Nothing but the data itself, reproduced exactly, is the expected answer.

** Record set **
* * * * * * *
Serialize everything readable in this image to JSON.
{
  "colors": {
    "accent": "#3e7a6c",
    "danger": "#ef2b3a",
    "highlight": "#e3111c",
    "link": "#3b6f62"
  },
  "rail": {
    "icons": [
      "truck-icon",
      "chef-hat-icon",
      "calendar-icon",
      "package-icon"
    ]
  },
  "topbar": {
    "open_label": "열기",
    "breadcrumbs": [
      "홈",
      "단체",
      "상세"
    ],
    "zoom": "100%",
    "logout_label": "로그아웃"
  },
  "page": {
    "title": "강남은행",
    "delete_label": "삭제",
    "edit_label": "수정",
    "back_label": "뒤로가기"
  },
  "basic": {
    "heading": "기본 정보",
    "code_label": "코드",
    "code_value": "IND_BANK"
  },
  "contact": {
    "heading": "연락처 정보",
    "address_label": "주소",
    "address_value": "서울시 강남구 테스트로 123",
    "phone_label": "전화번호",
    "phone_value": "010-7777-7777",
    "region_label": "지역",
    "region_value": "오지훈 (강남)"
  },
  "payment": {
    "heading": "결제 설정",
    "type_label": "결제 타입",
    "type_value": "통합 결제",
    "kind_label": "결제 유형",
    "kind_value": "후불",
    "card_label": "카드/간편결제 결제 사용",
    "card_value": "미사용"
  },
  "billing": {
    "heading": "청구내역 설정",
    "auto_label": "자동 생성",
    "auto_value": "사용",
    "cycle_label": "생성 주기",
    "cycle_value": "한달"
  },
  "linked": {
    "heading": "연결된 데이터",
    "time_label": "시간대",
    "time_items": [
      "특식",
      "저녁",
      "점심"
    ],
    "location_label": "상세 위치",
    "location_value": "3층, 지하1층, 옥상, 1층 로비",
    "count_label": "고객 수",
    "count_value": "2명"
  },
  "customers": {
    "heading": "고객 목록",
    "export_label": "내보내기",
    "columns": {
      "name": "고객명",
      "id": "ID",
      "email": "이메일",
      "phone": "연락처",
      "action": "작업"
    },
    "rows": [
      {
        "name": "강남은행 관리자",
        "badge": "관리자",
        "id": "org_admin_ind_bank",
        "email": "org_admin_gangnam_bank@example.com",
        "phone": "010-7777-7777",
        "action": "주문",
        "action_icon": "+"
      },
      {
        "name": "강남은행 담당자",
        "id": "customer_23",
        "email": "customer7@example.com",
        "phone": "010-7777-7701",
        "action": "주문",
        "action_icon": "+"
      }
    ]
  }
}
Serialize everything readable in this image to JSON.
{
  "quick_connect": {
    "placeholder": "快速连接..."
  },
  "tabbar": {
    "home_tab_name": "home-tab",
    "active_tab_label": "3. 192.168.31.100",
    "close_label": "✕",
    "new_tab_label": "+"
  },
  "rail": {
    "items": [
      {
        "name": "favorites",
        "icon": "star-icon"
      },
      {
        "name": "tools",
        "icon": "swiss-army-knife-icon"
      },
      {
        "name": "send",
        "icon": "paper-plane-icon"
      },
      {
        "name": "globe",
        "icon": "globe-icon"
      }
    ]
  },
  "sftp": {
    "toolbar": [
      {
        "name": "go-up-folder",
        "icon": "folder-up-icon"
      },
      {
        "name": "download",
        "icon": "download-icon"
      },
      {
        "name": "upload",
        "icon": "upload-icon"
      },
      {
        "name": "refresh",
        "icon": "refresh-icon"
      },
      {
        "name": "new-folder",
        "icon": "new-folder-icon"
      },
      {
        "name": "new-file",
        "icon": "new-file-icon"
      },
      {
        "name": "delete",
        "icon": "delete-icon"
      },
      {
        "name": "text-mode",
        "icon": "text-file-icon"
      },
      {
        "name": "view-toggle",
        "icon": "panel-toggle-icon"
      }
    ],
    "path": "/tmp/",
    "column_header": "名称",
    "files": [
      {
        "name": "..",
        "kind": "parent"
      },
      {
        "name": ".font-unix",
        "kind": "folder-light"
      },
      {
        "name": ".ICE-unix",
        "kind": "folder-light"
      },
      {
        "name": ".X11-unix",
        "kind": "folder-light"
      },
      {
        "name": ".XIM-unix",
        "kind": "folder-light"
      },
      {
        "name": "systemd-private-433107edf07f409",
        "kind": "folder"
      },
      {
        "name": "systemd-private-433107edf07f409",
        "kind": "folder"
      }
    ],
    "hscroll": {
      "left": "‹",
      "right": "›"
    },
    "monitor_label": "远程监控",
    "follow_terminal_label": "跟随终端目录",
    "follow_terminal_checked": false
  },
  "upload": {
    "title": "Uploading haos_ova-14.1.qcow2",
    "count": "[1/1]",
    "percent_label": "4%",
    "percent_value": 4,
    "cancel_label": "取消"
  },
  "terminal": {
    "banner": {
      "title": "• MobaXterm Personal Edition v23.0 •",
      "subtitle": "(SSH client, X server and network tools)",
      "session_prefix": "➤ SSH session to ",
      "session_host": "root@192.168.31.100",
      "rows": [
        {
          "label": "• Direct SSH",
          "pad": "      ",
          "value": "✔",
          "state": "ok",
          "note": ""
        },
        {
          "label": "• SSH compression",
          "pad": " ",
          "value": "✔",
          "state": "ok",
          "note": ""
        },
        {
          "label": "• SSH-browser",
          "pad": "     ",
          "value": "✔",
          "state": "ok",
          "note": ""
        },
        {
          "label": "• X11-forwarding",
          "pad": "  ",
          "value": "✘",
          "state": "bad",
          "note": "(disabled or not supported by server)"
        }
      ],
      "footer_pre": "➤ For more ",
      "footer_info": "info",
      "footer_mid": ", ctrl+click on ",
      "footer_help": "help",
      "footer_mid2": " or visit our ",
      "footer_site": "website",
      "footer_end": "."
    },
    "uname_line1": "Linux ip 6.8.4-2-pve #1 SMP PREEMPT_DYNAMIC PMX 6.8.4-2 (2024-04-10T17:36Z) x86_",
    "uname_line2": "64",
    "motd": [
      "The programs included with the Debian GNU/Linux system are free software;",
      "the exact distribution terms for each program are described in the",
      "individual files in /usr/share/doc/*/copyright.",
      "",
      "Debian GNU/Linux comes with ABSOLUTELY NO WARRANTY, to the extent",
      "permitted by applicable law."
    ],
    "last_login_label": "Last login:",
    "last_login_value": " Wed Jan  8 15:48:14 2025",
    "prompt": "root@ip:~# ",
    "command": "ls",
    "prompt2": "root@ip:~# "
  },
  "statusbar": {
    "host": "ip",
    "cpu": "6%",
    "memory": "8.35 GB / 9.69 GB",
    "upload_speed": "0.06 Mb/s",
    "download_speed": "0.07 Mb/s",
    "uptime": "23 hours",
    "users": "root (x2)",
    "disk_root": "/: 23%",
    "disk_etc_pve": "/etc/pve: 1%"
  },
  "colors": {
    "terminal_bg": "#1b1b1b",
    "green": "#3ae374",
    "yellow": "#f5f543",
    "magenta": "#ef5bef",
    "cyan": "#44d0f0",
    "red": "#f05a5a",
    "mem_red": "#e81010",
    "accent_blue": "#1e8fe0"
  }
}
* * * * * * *
** The completed task **
Serialize everything readable in this image to JSON.
{
  "colors": {
    "accent": "#3e7a6c",
    "danger": "#ef2b3a",
    "highlight": "#e3111c",
    "link": "#3b6f62"
  },
  "rail": {
    "icons": [
      "truck-icon",
      "chef-hat-icon",
      "calendar-icon",
      "package-icon"
    ]
  },
  "topbar": {
    "open_label": "열기",
    "breadcrumbs": [
      "홈",
      "단체",
      "상세"
    ],
    "zoom": "100%",
    "logout_label": "로그아웃"
  },
  "page": {
    "title": "강남은행",
    "delete_label": "삭제",
    "edit_label": "수정",
    "back_label": "뒤로가기"
  },
  "basic": {
    "heading": "기본 정보",
    "code_label": "코드",
    "code_value": "IND_BANK"
  },
  "contact": {
    "heading": "연락처 정보",
    "address_label": "주소",
    "address_value": "서울시 강남구 테스트로 123",
    "phone_label": "전화번호",
    "phone_value": "010-7777-7777",
    "region_label": "지역",
    "region_value": "오지훈 (강남)"
  },
  "payment": {
    "heading": "결제 설정",
    "type_label": "결제 타입",
    "type_value": "통합 결제",
    "kind_label": "결제 유형",
    "kind_value": "후불",
    "card_label": "카드/간편결제 결제 사용",
    "card_value": "미사용"
  },
  "billing": {
    "heading": "청구내역 설정",
    "auto_label": "자동 생성",
    "auto_value": "사용",
    "cycle_label": "생성 주기",
    "cycle_value": "한달"
  },
  "linked": {
    "heading": "연결된 데이터",
    "time_label": "시간대",
    "time_items": [
      "특식",
      "저녁",
      "점심"
    ],
    "location_label": "상세 위치",
    "location_value": "3층, 지하1층, 옥상, 1층 로비",
    "count_label": "고객 수",
    "count_value": "2명"
  },
  "customers": {
    "heading": "고객 목록",
    "export_label": "내보내기",
    "columns": {
      "name": "고객명",
      "id": "ID",
      "email": "이메일",
      "phone": "연락처",
      "action": "작업"
    },
    "rows": [
      {
        "name": "강남은행 관리자",
        "badge": "관리자",
        "id": "org_admin_ind_bank",
        "email": "org_admin_gangnam_bank@example.com",
        "phone": "010-7777-7777",
        "action": "주문",
        "action_icon": "+"
      },
      {
        "name": "강남은행 담당자",
        "id": "customer_23",
        "email": "customer7@example.com",
        "phone": "010-7777-7701",
        "action": "주문",
        "action_icon": "+"
      }
    ]
  }
}
Serialize everything readable in this image to JSON.
{
  "quick_connect": {
    "placeholder": "快速连接..."
  },
  "tabbar": {
    "home_tab_name": "home-tab",
    "active_tab_label": "3. 192.168.31.100",
    "close_label": "✕",
    "new_tab_label": "+"
  },
  "rail": {
    "items": [
      {
        "name": "favorites",
        "icon": "star-icon"
      },
      {
        "name": "tools",
        "icon": "swiss-army-knife-icon"
      },
      {
        "name": "send",
        "icon": "paper-plane-icon"
      },
      {
        "name": "globe",
        "icon": "globe-icon"
      }
    ]
  },
  "sftp": {
    "toolbar": [
      {
        "name": "go-up-folder",
        "icon": "folder-up-icon"
      },
      {
        "name": "download",
        "icon": "download-icon"
      },
      {
        "name": "upload",
        "icon": "upload-icon"
      },
      {
        "name": "refresh",
        "icon": "refresh-icon"
      },
      {
        "name": "new-folder",
        "icon": "new-folder-icon"
      },
      {
        "name": "new-file",
        "icon": "new-file-icon"
      },
      {
        "name": "delete",
        "icon": "delete-icon"
      },
      {
        "name": "text-mode",
        "icon": "text-file-icon"
      },
      {
        "name": "view-toggle",
        "icon": "panel-toggle-icon"
      }
    ],
    "path": "/tmp/",
    "column_header": "名称",
    "files": [
      {
        "name": "..",
        "kind": "parent"
      },
      {
        "name": ".font-unix",
        "kind": "folder-light"
      },
      {
        "name": ".ICE-unix",
        "kind": "folder-light"
      },
      {
        "name": ".X11-unix",
        "kind": "folder-light"
      },
      {
        "name": ".XIM-unix",
        "kind": "folder-light"
      },
      {
        "name": "systemd-private-433107edf07f409",
        "kind": "folder"
      },
      {
        "name": "systemd-private-433107edf07f409",
        "kind": "folder"
      }
    ],
    "hscroll": {
      "left": "‹",
      "right": "›"
    },
    "monitor_label": "远程监控",
    "follow_terminal_label": "跟随终端目录",
    "follow_terminal_checked": false
  },
  "upload": {
    "title": "Uploading haos_ova-14.1.qcow2",
    "count": "[1/1]",
    "percent_label": "4%",
    "percent_value": 4,
    "cancel_label": "取消"
  },
  "terminal": {
    "banner": {
      "title": "• MobaXterm Personal Edition v23.0 •",
      "subtitle": "(SSH client, X server and network tools)",
      "session_prefix": "➤ SSH session to ",
      "session_host": "root@192.168.31.100",
      "rows": [
        {
          "label": "• Direct SSH",
          "pad": "      ",
          "value": "✔",
          "state": "ok",
          "note": ""
        },
        {
          "label": "• SSH compression",
          "pad": " ",
          "value": "✔",
          "state": "ok",
          "note": ""
        },
        {
          "label": "• SSH-browser",
          "pad": "     ",
          "value": "✔",
          "state": "ok",
          "note": ""
        },
        {
          "label": "• X11-forwarding",
          "pad": "  ",
          "value": "✘",
          "state": "bad",
          "note": "(disabled or not supported by server)"
        }
      ],
      "footer_pre": "➤ For more ",
      "footer_info": "info",
      "footer_mid": ", ctrl+click on ",
      "footer_help": "help",
      "footer_mid2": " or visit our ",
      "footer_site": "website",
      "footer_end": "."
    },
    "uname_line1": "Linux ip 6.8.4-2-pve #1 SMP PREEMPT_DYNAMIC PMX 6.8.4-2 (2024-04-10T17:36Z) x86_",
    "uname_line2": "64",
    "motd": [
      "The programs included with the Debian GNU/Linux system are free software;",
      "the exact distribution terms for each program are described in the",
      "individual files in /usr/share/doc/*/copyright.",
      "",
      "Debian GNU/Linux comes with ABSOLUTELY NO WARRANTY, to the extent",
      "permitted by applicable law."
    ],
    "last_login_label": "Last login:",
    "last_login_value": " Wed Jan  8 15:48:14 2025",
    "prompt": "root@ip:~# ",
    "command": "ls",
    "prompt2": "root@ip:~# "
  },
  "statusbar": {
    "host": "ip",
    "cpu": "6%",
    "memory": "8.35 GB / 9.69 GB",
    "upload_speed": "0.06 Mb/s",
    "download_speed": "0.07 Mb/s",
    "uptime": "23 hours",
    "users": "root (x2)",
    "disk_root": "/: 23%",
    "disk_etc_pve": "/etc/pve: 1%"
  },
  "colors": {
    "terminal_bg": "#1b1b1b",
    "green": "#3ae374",
    "yellow": "#f5f543",
    "magenta": "#ef5bef",
    "cyan": "#44d0f0",
    "red": "#f05a5a",
    "mem_red": "#e81010",
    "accent_blue": "#1e8fe0"
  }
}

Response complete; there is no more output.